(director/writer: Céline Sciamma; cinematographer: Claire Mathon; editor: Julien Lacheray; music: Jean-Baptiste de Laubier; cast: Joséphine Sanz (Nelly), Gabrielle Sanz (Marion), Nina Meurisse (Mother), Stéphane Varupenne (Father), Margot Abascal (Grandmother); Runtime: 72; MPAA Rating: NR; producer; Bénédicte Couvreur: Lilies Films/Neon; 2021-France-in French with English subtitles)
“Gentle film on the innocence of childhood.”
Reviewed by Dennis Schwartz

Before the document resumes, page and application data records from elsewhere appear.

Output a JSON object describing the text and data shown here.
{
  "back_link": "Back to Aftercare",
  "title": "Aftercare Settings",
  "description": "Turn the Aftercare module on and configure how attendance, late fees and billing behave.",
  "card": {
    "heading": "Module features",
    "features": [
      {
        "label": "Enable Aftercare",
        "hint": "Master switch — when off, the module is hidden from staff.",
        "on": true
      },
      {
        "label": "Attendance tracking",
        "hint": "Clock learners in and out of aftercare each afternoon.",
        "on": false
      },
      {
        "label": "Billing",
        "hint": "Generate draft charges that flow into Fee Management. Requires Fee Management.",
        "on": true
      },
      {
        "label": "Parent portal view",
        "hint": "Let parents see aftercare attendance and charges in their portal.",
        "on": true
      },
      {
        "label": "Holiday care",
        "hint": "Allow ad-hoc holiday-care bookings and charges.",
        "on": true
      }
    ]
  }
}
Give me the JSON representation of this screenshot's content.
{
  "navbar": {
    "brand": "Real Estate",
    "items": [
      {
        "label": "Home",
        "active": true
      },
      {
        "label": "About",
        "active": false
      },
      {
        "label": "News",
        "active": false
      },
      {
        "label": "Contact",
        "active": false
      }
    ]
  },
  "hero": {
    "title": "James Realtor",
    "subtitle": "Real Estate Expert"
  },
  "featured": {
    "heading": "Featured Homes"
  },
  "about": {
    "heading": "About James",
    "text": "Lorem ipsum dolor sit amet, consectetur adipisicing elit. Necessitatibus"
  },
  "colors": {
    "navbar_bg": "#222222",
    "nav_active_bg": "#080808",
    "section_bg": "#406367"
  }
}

The French filmmaker Céline Sciamma (“Girlhood”/”Tomboy”) is the writer-director of this uniquely amazing gentle film on the innocence of childhood. It’s a superb follow-up to her acclaimed Portrait of a Lady on Fire (2019). This fairy-tale like film paints a poignant portrait of childhood and parental grief, as the film’s 8-year-old protagonist, Nelly ( Joséphine Sanz), an only child, rides with her supportive parents, (Nina Meurisse and Stéphane Varupenne), to her mother’s childhood country home because of the recent death of her maternal grandmother (Margot Abascal) in a nursing home.
While the parents go inside to clean her grandma’s home Nelly plays in the nearby woods, where she meets a little girl who looks almost exactly like her, Marion (Gabrielle Sanz, Joséphine’s twin sister) who’s occupied building a fort made out of branches. It happens to be what Nelly’s mother did when she was Nelly’s same age.
The little girls become friends and every day Nelly joins her and helps build the fort.
One day she brings Marion home and introduces her to her spacey father, who sees that the little girl could be his wife as a child.
In this sensitive film, shot in the autumn with its colorful range of orange hues on the leaves, it relates in a magical way (more from looks and visualizations than from words) on how a child learns about mortality and how to face it, and how adults emerge from their childhood with visions intact from their days growing up.
It’s a tearjerker telling us how at an early age youngsters will learn to cope with life and loss even if not fully understanding what’s going down, and these childhood impressions will get passed on to their adulthood. And furthermore, it states how surprisingly we are not that different in coping with things as we were when impressionable children.
The acting by the little girls is precious, and so is the screenplay and direction by Céline Sciamma. The family drama has the ability to take big psychological themes and cut them down to size to make them more accessible in smaller bites.
REVIEWED ON 10/8/2021 GRADE: A